* _Required work_: Across the records that follow, count each line holding "JSON", and write only the total.

* _Supplied material_:

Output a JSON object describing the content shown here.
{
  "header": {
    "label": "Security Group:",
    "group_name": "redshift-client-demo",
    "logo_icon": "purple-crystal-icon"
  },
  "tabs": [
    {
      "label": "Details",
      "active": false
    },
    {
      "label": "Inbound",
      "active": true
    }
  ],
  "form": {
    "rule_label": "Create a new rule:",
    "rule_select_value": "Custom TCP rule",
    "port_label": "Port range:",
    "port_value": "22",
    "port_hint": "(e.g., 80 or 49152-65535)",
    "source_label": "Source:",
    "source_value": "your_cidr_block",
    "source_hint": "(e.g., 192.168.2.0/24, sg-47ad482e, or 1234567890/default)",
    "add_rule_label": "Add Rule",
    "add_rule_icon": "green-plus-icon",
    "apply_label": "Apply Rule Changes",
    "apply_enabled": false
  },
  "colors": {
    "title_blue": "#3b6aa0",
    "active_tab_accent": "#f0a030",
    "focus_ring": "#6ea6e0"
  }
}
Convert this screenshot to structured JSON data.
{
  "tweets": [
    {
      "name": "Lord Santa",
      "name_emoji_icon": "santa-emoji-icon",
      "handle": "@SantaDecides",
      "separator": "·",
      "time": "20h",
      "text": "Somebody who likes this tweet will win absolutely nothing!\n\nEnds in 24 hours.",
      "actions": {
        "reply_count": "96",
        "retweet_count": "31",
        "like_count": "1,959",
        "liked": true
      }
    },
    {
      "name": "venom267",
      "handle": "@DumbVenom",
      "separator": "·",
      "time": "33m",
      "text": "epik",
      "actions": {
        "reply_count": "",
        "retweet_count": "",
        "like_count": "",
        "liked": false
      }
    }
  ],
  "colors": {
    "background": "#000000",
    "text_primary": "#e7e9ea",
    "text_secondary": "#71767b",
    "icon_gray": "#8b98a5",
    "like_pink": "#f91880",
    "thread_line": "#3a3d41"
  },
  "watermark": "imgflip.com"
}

* _Answer for this exercise_: 2